▼
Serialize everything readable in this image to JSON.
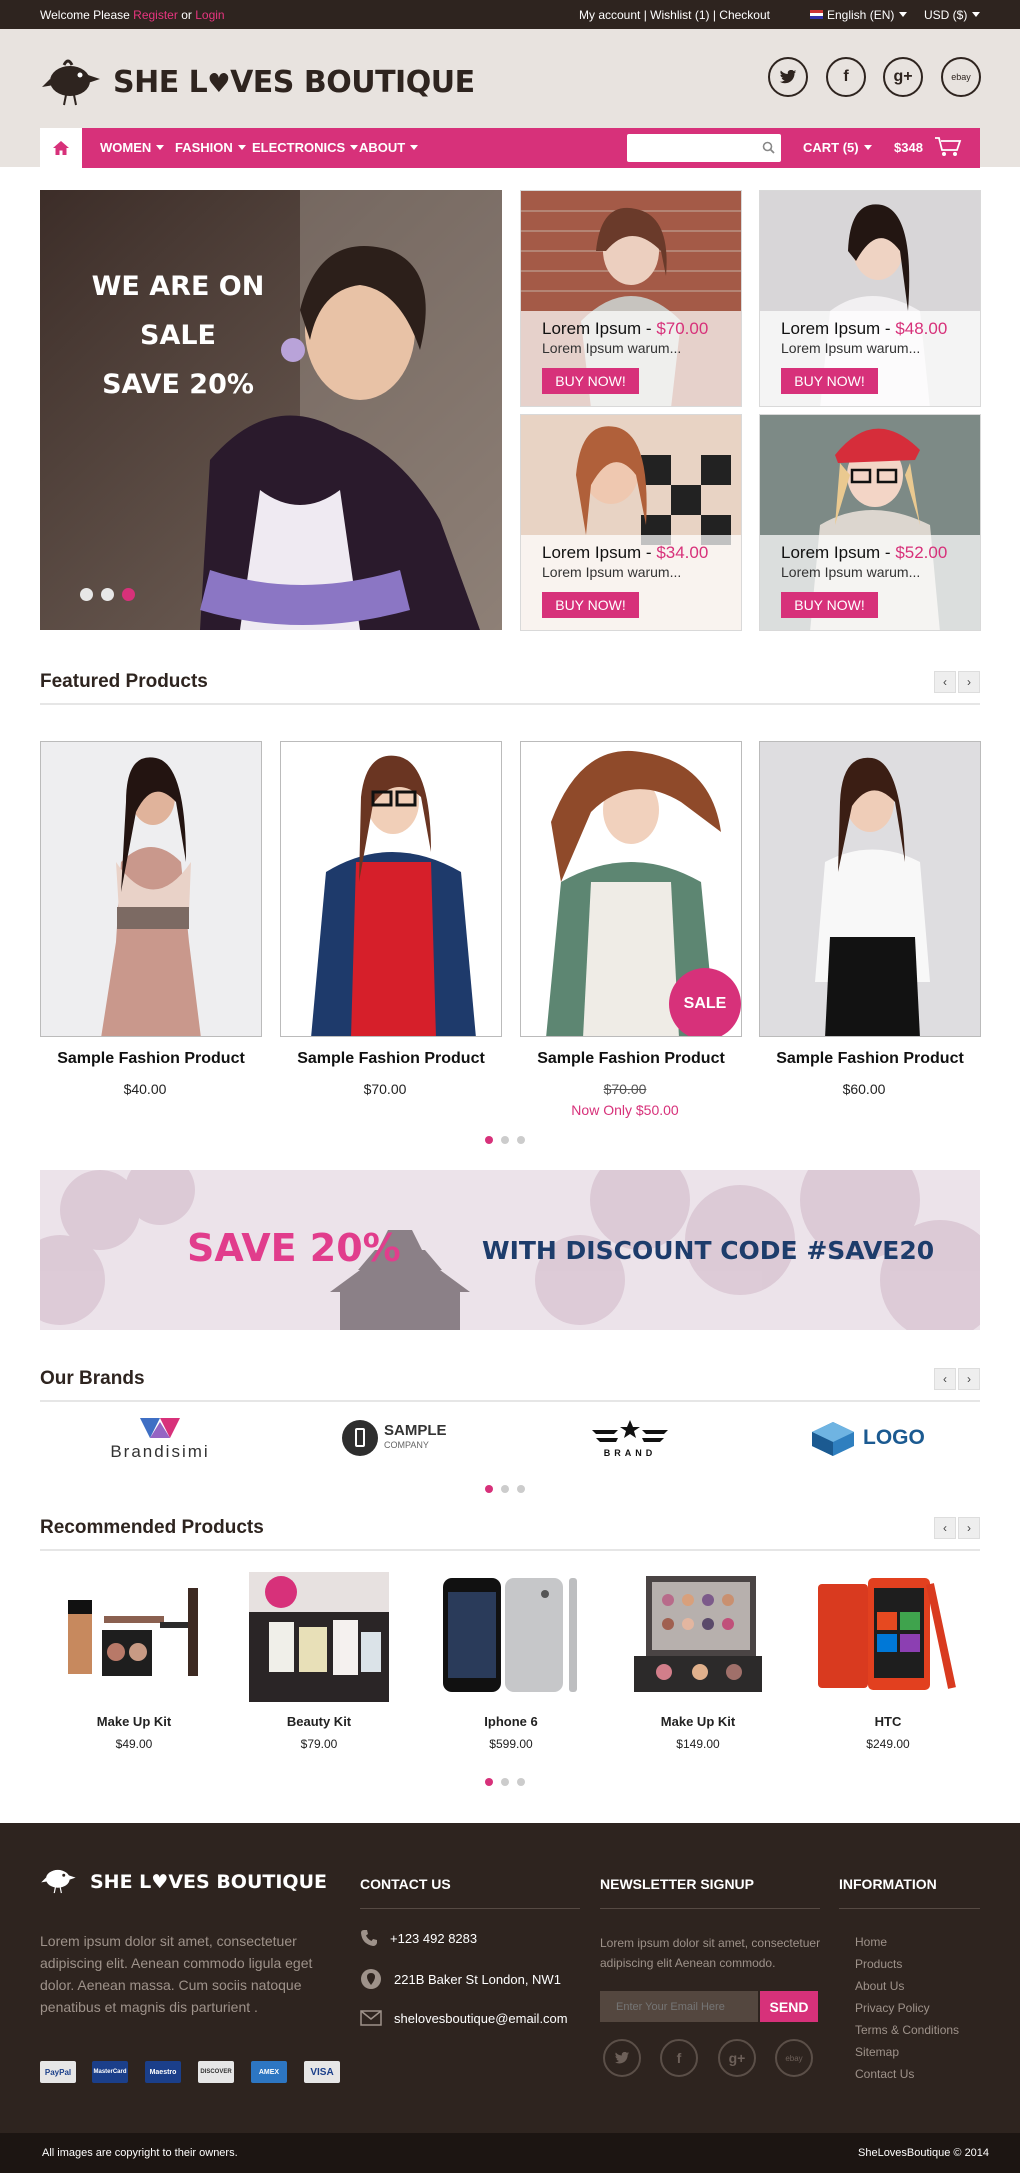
{
  "topbar": {
    "welcome_prefix": "Welcome Please",
    "register": "Register",
    "or": "or",
    "login": "Login",
    "my_account": "My account",
    "wishlist": "Wishlist (1)",
    "checkout": "Checkout",
    "language": "English (EN)",
    "currency": "USD ($)"
  },
  "header": {
    "logo_she": "SHE L",
    "logo_rest": "VES BOUTIQUE",
    "social": [
      "twitter-icon",
      "facebook-icon",
      "googleplus-icon",
      "ebay-icon"
    ],
    "social_labels": [
      "t",
      "f",
      "g+",
      "ebay"
    ]
  },
  "nav": {
    "items": [
      "WOMEN",
      "FASHION",
      "ELECTRONICS",
      "ABOUT"
    ],
    "search_placeholder": "",
    "cart": "CART (5)",
    "cart_total": "$348"
  },
  "hero": {
    "line1": "WE ARE ON SALE",
    "line2": "SAVE 20%",
    "slides": 3,
    "active_slide": 3
  },
  "promos": [
    {
      "title": "Lorem Ipsum",
      "price": "$70.00",
      "desc": "Lorem Ipsum warum...",
      "button": "BUY NOW!"
    },
    {
      "title": "Lorem Ipsum",
      "price": "$48.00",
      "desc": "Lorem Ipsum warum...",
      "button": "BUY NOW!"
    },
    {
      "title": "Lorem Ipsum",
      "price": "$34.00",
      "desc": "Lorem Ipsum warum...",
      "button": "BUY NOW!"
    },
    {
      "title": "Lorem Ipsum",
      "price": "$52.00",
      "desc": "Lorem Ipsum warum...",
      "button": "BUY NOW!"
    }
  ],
  "featured": {
    "heading": "Featured Products",
    "products": [
      {
        "name": "Sample Fashion Product",
        "price": "$40.00"
      },
      {
        "name": "Sample Fashion Product",
        "price": "$70.00"
      },
      {
        "name": "Sample Fashion Product",
        "old_price": "$70.00",
        "sale_price": "Now Only $50.00",
        "badge": "SALE"
      },
      {
        "name": "Sample Fashion Product",
        "price": "$60.00"
      }
    ]
  },
  "banner": {
    "save": "SAVE 20%",
    "code": "WITH DISCOUNT CODE #SAVE20"
  },
  "brands": {
    "heading": "Our Brands",
    "items": [
      "Brandisimi",
      "SAMPLE",
      "COMPANY",
      "BRAND",
      "LOGO"
    ]
  },
  "recommended": {
    "heading": "Recommended Products",
    "products": [
      {
        "name": "Make Up Kit",
        "price": "$49.00"
      },
      {
        "name": "Beauty Kit",
        "price": "$79.00"
      },
      {
        "name": "Iphone 6",
        "price": "$599.00"
      },
      {
        "name": "Make Up Kit",
        "price": "$149.00"
      },
      {
        "name": "HTC",
        "price": "$249.00"
      }
    ]
  },
  "footer": {
    "about": "Lorem ipsum dolor sit amet, consectetuer adipiscing elit. Aenean commodo ligula eget dolor. Aenean massa. Cum sociis natoque penatibus et magnis dis parturient .",
    "contact_heading": "CONTACT US",
    "phone": "+123 492 8283",
    "address": "221B Baker St London, NW1",
    "email": "shelovesboutique@email.com",
    "newsletter_heading": "NEWSLETTER SIGNUP",
    "newsletter_text": "Lorem ipsum dolor sit amet, consectetuer adipiscing elit Aenean commodo.",
    "email_placeholder": "Enter Your Email Here",
    "send": "SEND",
    "info_heading": "INFORMATION",
    "info_links": [
      "Home",
      "Products",
      "About Us",
      "Privacy Policy",
      "Terms & Conditions",
      "Sitemap",
      "Contact Us"
    ],
    "payments": [
      "PayPal",
      "MasterCard",
      "Maestro",
      "DISCOVER",
      "AMEX",
      "VISA"
    ],
    "copyright_left": "All images are copyright to their owners.",
    "copyright_right": "SheLovesBoutique © 2014"
  },
  "colors": {
    "accent": "#d7317a",
    "dark": "#2e241f",
    "header_bg": "#e8e3df"
  }
}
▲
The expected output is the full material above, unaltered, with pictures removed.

Serialize everything readable in this image to JSON.
{
  "topbar": {
    "welcome_prefix": "Welcome Please",
    "register": "Register",
    "or": "or",
    "login": "Login",
    "my_account": "My account",
    "wishlist": "Wishlist (1)",
    "checkout": "Checkout",
    "language": "English (EN)",
    "currency": "USD ($)"
  },
  "header": {
    "logo_she": "SHE L",
    "logo_rest": "VES BOUTIQUE",
    "social": [
      "twitter-icon",
      "facebook-icon",
      "googleplus-icon",
      "ebay-icon"
    ],
    "social_labels": [
      "t",
      "f",
      "g+",
      "ebay"
    ]
  },
  "nav": {
    "items": [
      "WOMEN",
      "FASHION",
      "ELECTRONICS",
      "ABOUT"
    ],
    "search_placeholder": "",
    "cart": "CART (5)",
    "cart_total": "$348"
  },
  "hero": {
    "line1": "WE ARE ON SALE",
    "line2": "SAVE 20%",
    "slides": 3,
    "active_slide": 3
  },
  "promos": [
    {
      "title": "Lorem Ipsum",
      "price": "$70.00",
      "desc": "Lorem Ipsum warum...",
      "button": "BUY NOW!"
    },
    {
      "title": "Lorem Ipsum",
      "price": "$48.00",
      "desc": "Lorem Ipsum warum...",
      "button": "BUY NOW!"
    },
    {
      "title": "Lorem Ipsum",
      "price": "$34.00",
      "desc": "Lorem Ipsum warum...",
      "button": "BUY NOW!"
    },
    {
      "title": "Lorem Ipsum",
      "price": "$52.00",
      "desc": "Lorem Ipsum warum...",
      "button": "BUY NOW!"
    }
  ],
  "featured": {
    "heading": "Featured Products",
    "products": [
      {
        "name": "Sample Fashion Product",
        "price": "$40.00"
      },
      {
        "name": "Sample Fashion Product",
        "price": "$70.00"
      },
      {
        "name": "Sample Fashion Product",
        "old_price": "$70.00",
        "sale_price": "Now Only $50.00",
        "badge": "SALE"
      },
      {
        "name": "Sample Fashion Product",
        "price": "$60.00"
      }
    ]
  },
  "banner": {
    "save": "SAVE 20%",
    "code": "WITH DISCOUNT CODE #SAVE20"
  },
  "brands": {
    "heading": "Our Brands",
    "items": [
      "Brandisimi",
      "SAMPLE",
      "COMPANY",
      "BRAND",
      "LOGO"
    ]
  },
  "recommended": {
    "heading": "Recommended Products",
    "products": [
      {
        "name": "Make Up Kit",
        "price": "$49.00"
      },
      {
        "name": "Beauty Kit",
        "price": "$79.00"
      },
      {
        "name": "Iphone 6",
        "price": "$599.00"
      },
      {
        "name": "Make Up Kit",
        "price": "$149.00"
      },
      {
        "name": "HTC",
        "price": "$249.00"
      }
    ]
  },
  "footer": {
    "about": "Lorem ipsum dolor sit amet, consectetuer adipiscing elit. Aenean commodo ligula eget dolor. Aenean massa. Cum sociis natoque penatibus et magnis dis parturient .",
    "contact_heading": "CONTACT US",
    "phone": "+123 492 8283",
    "address": "221B Baker St London, NW1",
    "email": "shelovesboutique@email.com",
    "newsletter_heading": "NEWSLETTER SIGNUP",
    "newsletter_text": "Lorem ipsum dolor sit amet, consectetuer adipiscing elit Aenean commodo.",
    "email_placeholder": "Enter Your Email Here",
    "send": "SEND",
    "info_heading": "INFORMATION",
    "info_links": [
      "Home",
      "Products",
      "About Us",
      "Privacy Policy",
      "Terms & Conditions",
      "Sitemap",
      "Contact Us"
    ],
    "payments": [
      "PayPal",
      "MasterCard",
      "Maestro",
      "DISCOVER",
      "AMEX",
      "VISA"
    ],
    "copyright_left": "All images are copyright to their owners.",
    "copyright_right": "SheLovesBoutique © 2014"
  },
  "colors": {
    "accent": "#d7317a",
    "dark": "#2e241f",
    "header_bg": "#e8e3df"
  }
}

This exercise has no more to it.